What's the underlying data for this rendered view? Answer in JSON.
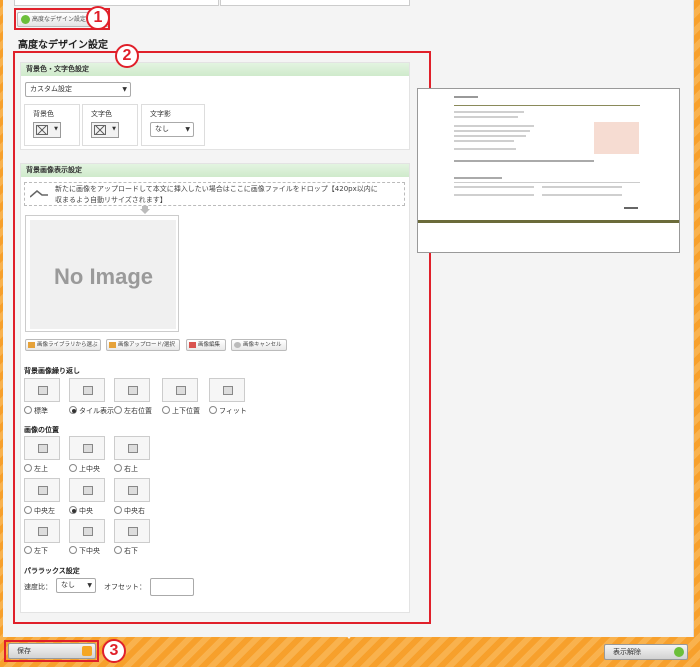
{
  "toolbar": {
    "advanced_design_button": "高度なデザイン設定"
  },
  "markers": {
    "m1": "1",
    "m2": "2",
    "m3": "3"
  },
  "section_title": "高度なデザイン設定",
  "bg_text_color": {
    "header": "背景色・文字色設定",
    "preset": "カスタム設定",
    "bg_color_label": "背景色",
    "text_color_label": "文字色",
    "text_shadow_label": "文字影",
    "text_shadow_value": "なし"
  },
  "bg_image": {
    "header": "背景画像表示設定",
    "drop_text": "新たに画像をアップロードして本文に挿入したい場合はここに画像ファイルをドロップ【420px以内に\n収まるよう自動リサイズされます】",
    "no_image": "No Image",
    "btn_library": "画像ライブラリから選ぶ",
    "btn_upload": "画像アップロード/選択",
    "btn_edit": "画像編集",
    "btn_cancel": "画像キャンセル"
  },
  "repeat": {
    "label": "背景画像繰り返し",
    "options": [
      "標準",
      "タイル表示",
      "左右位置",
      "上下位置",
      "フィット"
    ],
    "selected": 1
  },
  "position": {
    "label": "画像の位置",
    "options": [
      "左上",
      "上中央",
      "右上",
      "中央左",
      "中央",
      "中央右",
      "左下",
      "下中央",
      "右下"
    ],
    "selected": 4
  },
  "parallax": {
    "label": "パララックス設定",
    "speed_label": "速度比：",
    "speed_value": "なし",
    "offset_label": "オフセット："
  },
  "footer": {
    "save": "保存",
    "hide": "表示解除"
  }
}
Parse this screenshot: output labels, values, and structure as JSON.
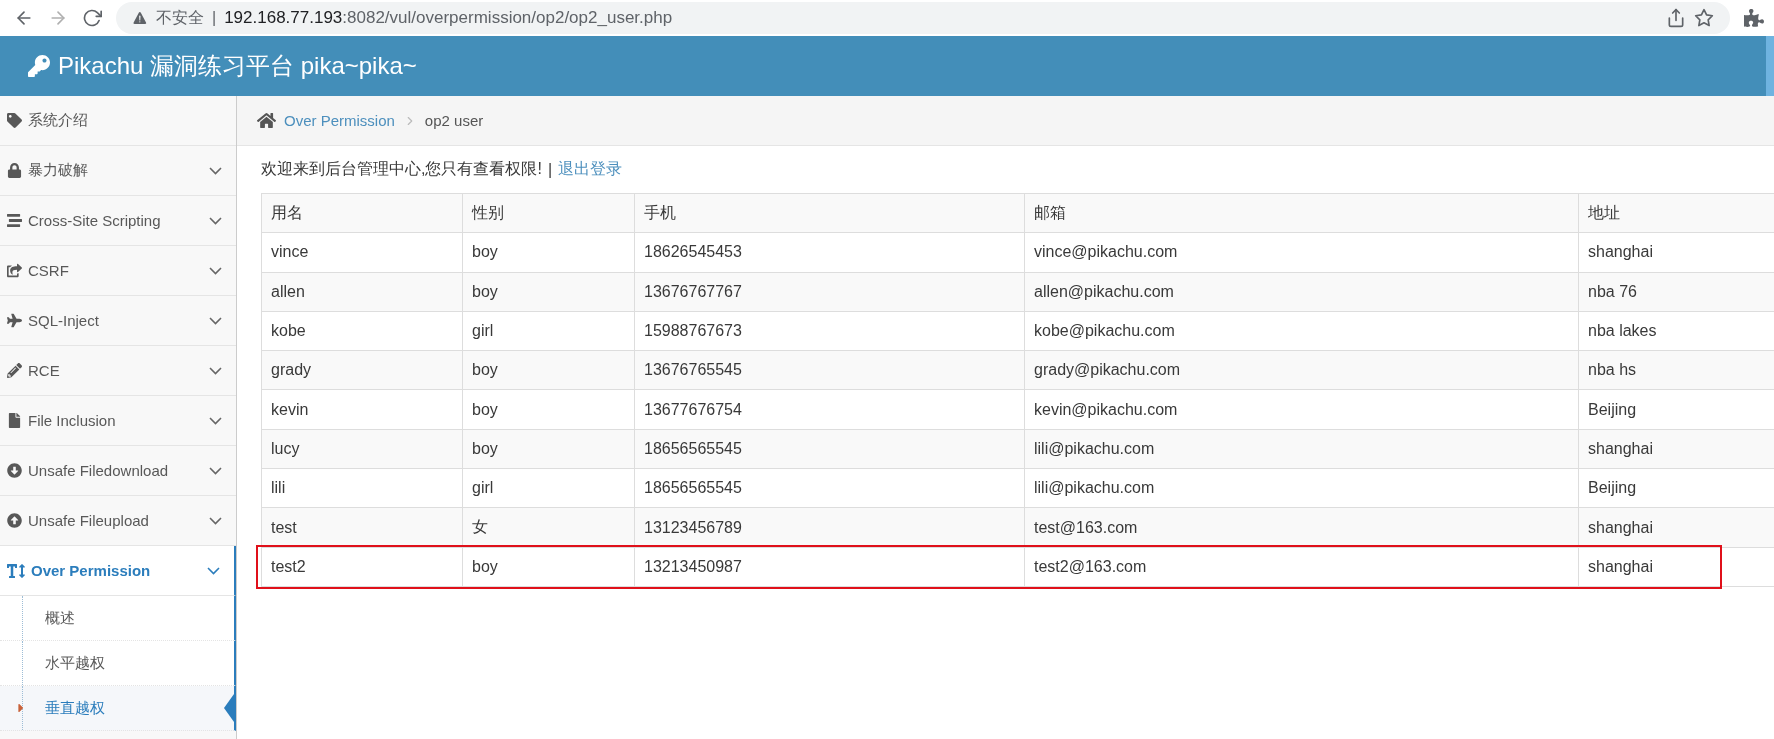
{
  "browser": {
    "security_label": "不安全",
    "separator": "|",
    "url_host": "192.168.77.193",
    "url_rest": ":8082/vul/overpermission/op2/op2_user.php"
  },
  "header": {
    "title": "Pikachu 漏洞练习平台 pika~pika~"
  },
  "sidebar": {
    "items": [
      {
        "label": "系统介绍",
        "selected": false,
        "expandable": false
      },
      {
        "label": "暴力破解",
        "selected": false,
        "expandable": true
      },
      {
        "label": "Cross-Site Scripting",
        "selected": false,
        "expandable": true
      },
      {
        "label": "CSRF",
        "selected": false,
        "expandable": true
      },
      {
        "label": "SQL-Inject",
        "selected": false,
        "expandable": true
      },
      {
        "label": "RCE",
        "selected": false,
        "expandable": true
      },
      {
        "label": "File Inclusion",
        "selected": false,
        "expandable": true
      },
      {
        "label": "Unsafe Filedownload",
        "selected": false,
        "expandable": true
      },
      {
        "label": "Unsafe Fileupload",
        "selected": false,
        "expandable": true
      },
      {
        "label": "Over Permission",
        "selected": true,
        "expandable": true,
        "children": [
          {
            "label": "概述",
            "selected": false
          },
          {
            "label": "水平越权",
            "selected": false
          },
          {
            "label": "垂直越权",
            "selected": true
          }
        ]
      }
    ]
  },
  "breadcrumb": {
    "link": "Over Permission",
    "current": "op2 user"
  },
  "welcome": {
    "text": "欢迎来到后台管理中心,您只有查看权限!",
    "separator": "|",
    "logout": "退出登录"
  },
  "table": {
    "columns": [
      "用名",
      "性别",
      "手机",
      "邮箱",
      "地址"
    ],
    "rows": [
      {
        "cells": [
          "vince",
          "boy",
          "18626545453",
          "vince@pikachu.com",
          "shanghai"
        ],
        "highlighted": false
      },
      {
        "cells": [
          "allen",
          "boy",
          "13676767767",
          "allen@pikachu.com",
          "nba 76"
        ],
        "highlighted": false
      },
      {
        "cells": [
          "kobe",
          "girl",
          "15988767673",
          "kobe@pikachu.com",
          "nba lakes"
        ],
        "highlighted": false
      },
      {
        "cells": [
          "grady",
          "boy",
          "13676765545",
          "grady@pikachu.com",
          "nba hs"
        ],
        "highlighted": false
      },
      {
        "cells": [
          "kevin",
          "boy",
          "13677676754",
          "kevin@pikachu.com",
          "Beijing"
        ],
        "highlighted": false
      },
      {
        "cells": [
          "lucy",
          "boy",
          "18656565545",
          "lili@pikachu.com",
          "shanghai"
        ],
        "highlighted": false
      },
      {
        "cells": [
          "lili",
          "girl",
          "18656565545",
          "lili@pikachu.com",
          "Beijing"
        ],
        "highlighted": false
      },
      {
        "cells": [
          "test",
          "女",
          "13123456789",
          "test@163.com",
          "shanghai"
        ],
        "highlighted": false
      },
      {
        "cells": [
          "test2",
          "boy",
          "13213450987",
          "test2@163.com",
          "shanghai"
        ],
        "highlighted": true
      }
    ]
  }
}
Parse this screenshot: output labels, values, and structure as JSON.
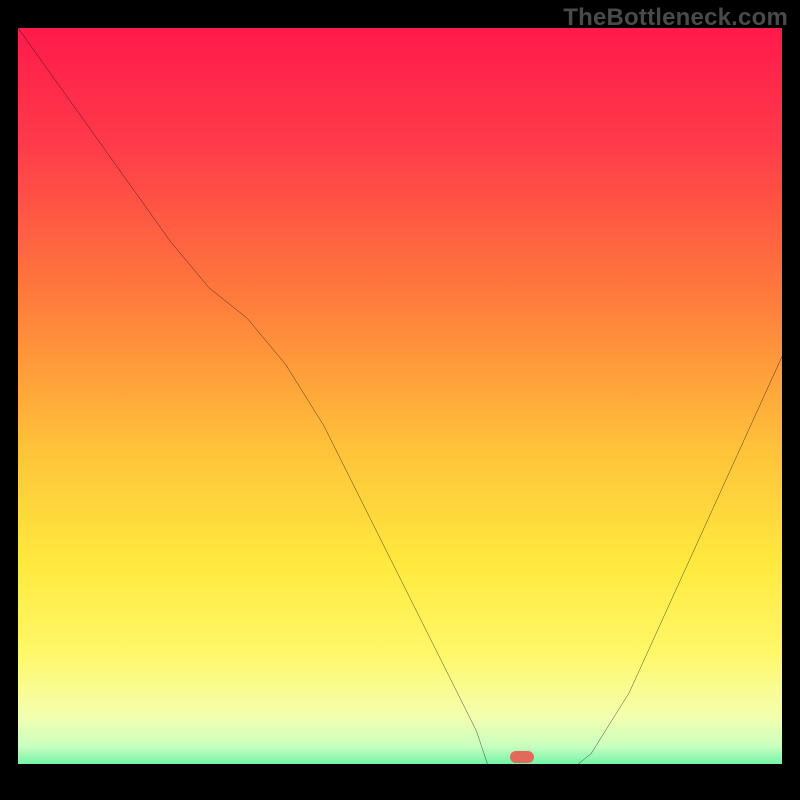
{
  "watermark": "TheBottleneck.com",
  "chart_data": {
    "type": "line",
    "title": "",
    "xlabel": "",
    "ylabel": "",
    "xlim": [
      0,
      100
    ],
    "ylim": [
      0,
      100
    ],
    "grid": false,
    "legend": false,
    "x": [
      0,
      5,
      10,
      15,
      20,
      25,
      30,
      35,
      40,
      45,
      50,
      55,
      60,
      62,
      65,
      67,
      70,
      75,
      80,
      85,
      90,
      95,
      100
    ],
    "values": [
      100,
      93,
      86,
      79,
      72,
      66,
      62,
      56,
      48,
      38,
      28,
      18,
      8,
      2,
      1,
      1,
      1,
      5,
      13,
      24,
      35,
      46,
      57
    ],
    "annotations": [
      {
        "type": "marker",
        "x": 66,
        "y": 1,
        "shape": "pill",
        "color": "#e26a5a"
      }
    ],
    "background_gradient": [
      {
        "stop": 0.0,
        "color": "#ff1a4b"
      },
      {
        "stop": 0.15,
        "color": "#ff3a4a"
      },
      {
        "stop": 0.35,
        "color": "#ff7a3c"
      },
      {
        "stop": 0.55,
        "color": "#ffc23a"
      },
      {
        "stop": 0.7,
        "color": "#ffe93e"
      },
      {
        "stop": 0.82,
        "color": "#fff86a"
      },
      {
        "stop": 0.9,
        "color": "#f4ffae"
      },
      {
        "stop": 0.94,
        "color": "#c9ffc0"
      },
      {
        "stop": 0.97,
        "color": "#5ef0a0"
      },
      {
        "stop": 1.0,
        "color": "#00e07a"
      }
    ]
  }
}
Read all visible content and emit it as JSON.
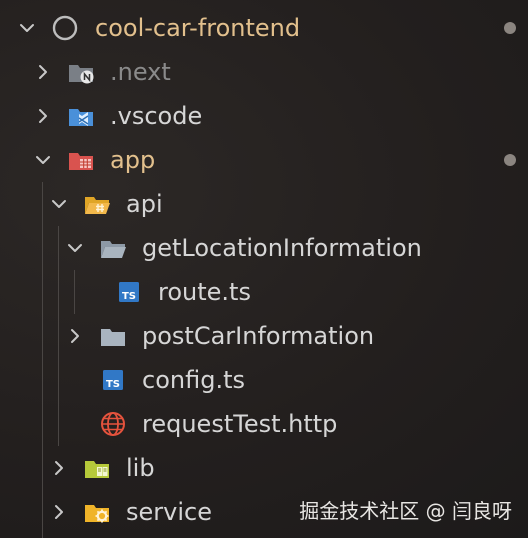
{
  "explorer": {
    "root": {
      "label": "cool-car-frontend",
      "expanded": true,
      "icon": "circle-icon",
      "color": "#e2c08d"
    },
    "items": [
      {
        "label": ".next",
        "expanded": false,
        "icon": "nextjs-folder-icon",
        "color": "#8a8a8a"
      },
      {
        "label": ".vscode",
        "expanded": false,
        "icon": "vscode-folder-icon",
        "color": "#d6d6d6"
      },
      {
        "label": "app",
        "expanded": true,
        "icon": "app-folder-icon",
        "color": "#e2c08d"
      },
      {
        "label": "api",
        "expanded": true,
        "icon": "api-folder-icon",
        "color": "#d6d6d6"
      },
      {
        "label": "getLocationInformation",
        "expanded": true,
        "icon": "folder-open-icon",
        "color": "#d6d6d6"
      },
      {
        "label": "route.ts",
        "icon": "typescript-file-icon",
        "color": "#d6d6d6"
      },
      {
        "label": "postCarInformation",
        "expanded": false,
        "icon": "folder-icon",
        "color": "#d6d6d6"
      },
      {
        "label": "config.ts",
        "icon": "typescript-file-icon",
        "color": "#d6d6d6"
      },
      {
        "label": "requestTest.http",
        "icon": "http-globe-icon",
        "color": "#d6d6d6"
      },
      {
        "label": "lib",
        "expanded": false,
        "icon": "lib-folder-icon",
        "color": "#d6d6d6"
      },
      {
        "label": "service",
        "expanded": false,
        "icon": "service-folder-icon",
        "color": "#d6d6d6"
      }
    ],
    "modified_dot_color": "#8b8580"
  },
  "watermark": {
    "text": "掘金技术社区 @ 闫良呀"
  }
}
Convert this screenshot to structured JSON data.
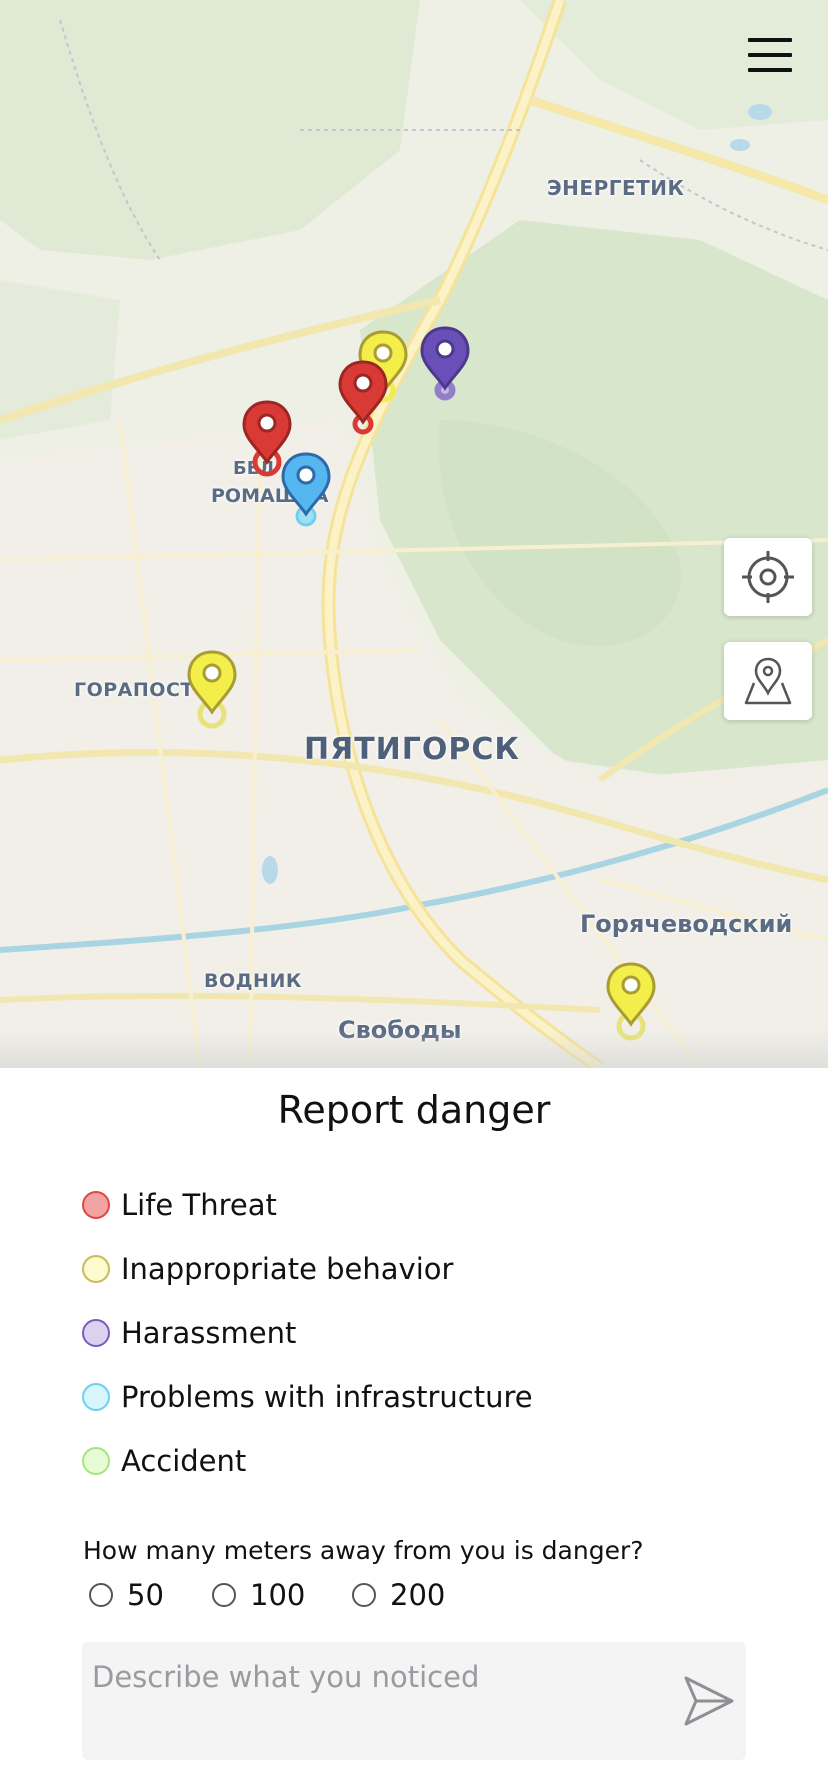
{
  "map": {
    "labels": {
      "energetik": "ЭНЕРГЕТИК",
      "gorapost": "ГОРАПОСТ",
      "pyatigorsk": "ПЯТИГОРСК",
      "goryachevodsky": "Горячеводский",
      "vodnik": "ВОДНИК",
      "svobody": "Свободы",
      "bely": "БЕЛ",
      "romashka": "РОМАШКА"
    },
    "markers": [
      {
        "category": "Inappropriate behavior",
        "color": "#f0ea3c"
      },
      {
        "category": "Harassment",
        "color": "#6a4fb8"
      },
      {
        "category": "Life Threat",
        "color": "#d93a35"
      },
      {
        "category": "Life Threat",
        "color": "#d93a35"
      },
      {
        "category": "Problems with infrastructure",
        "color": "#55b7ef"
      },
      {
        "category": "Inappropriate behavior",
        "color": "#f0ea3c"
      },
      {
        "category": "Inappropriate behavior",
        "color": "#f0ea3c"
      }
    ],
    "controls": {
      "menu_icon": "hamburger-menu-icon",
      "locate_icon": "crosshair-target-icon",
      "pin_icon": "map-pin-icon"
    }
  },
  "panel": {
    "title": "Report danger",
    "categories": [
      {
        "label": "Life Threat",
        "fill": "#f4a3a3",
        "border": "#e04848"
      },
      {
        "label": "Inappropriate behavior",
        "fill": "#fdfad0",
        "border": "#c8b95a"
      },
      {
        "label": "Harassment",
        "fill": "#dcd2f0",
        "border": "#7a5cc0"
      },
      {
        "label": "Problems with infrastructure",
        "fill": "#d8f4fc",
        "border": "#6cd0ee"
      },
      {
        "label": "Accident",
        "fill": "#e6fbd6",
        "border": "#a6e67a"
      }
    ],
    "distance_question": "How many meters away from you is danger?",
    "distance_options": [
      "50",
      "100",
      "200"
    ],
    "description_placeholder": "Describe what you noticed",
    "send_icon": "send-arrow-icon"
  }
}
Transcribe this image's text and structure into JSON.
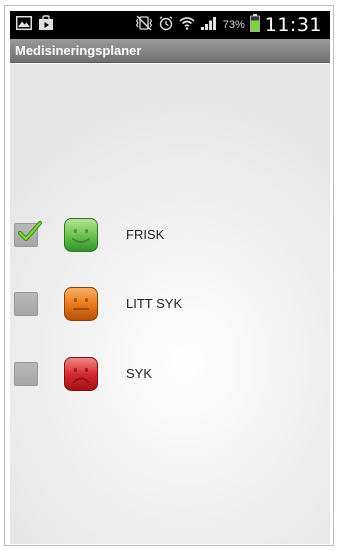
{
  "status_bar": {
    "left_icons": [
      "image-icon",
      "store-bag-icon"
    ],
    "right_icons": [
      "vibrate-muted-icon",
      "alarm-clock-icon",
      "wifi-icon",
      "signal-icon"
    ],
    "battery_percent": "73%",
    "battery_level": 0.73,
    "time": "11:31"
  },
  "app": {
    "title": "Medisineringsplaner"
  },
  "moods": [
    {
      "label": "FRISK",
      "checked": true,
      "face": "happy",
      "color": "#5cb84a"
    },
    {
      "label": "LITT SYK",
      "checked": false,
      "face": "neutral",
      "color": "#e8751a"
    },
    {
      "label": "SYK",
      "checked": false,
      "face": "sad",
      "color": "#d6262a"
    }
  ],
  "colors": {
    "checkmark": "#6fbf2a",
    "title_bar": "#828282",
    "battery": "#7ed23c"
  }
}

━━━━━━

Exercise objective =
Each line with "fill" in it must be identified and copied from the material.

Written answer =
        "fill": "#f4a3a3",
        "fill": "#fdfad0",
        "fill": "#dcd2f0",
        "fill": "#d8f4fc",
        "fill": "#e6fbd6",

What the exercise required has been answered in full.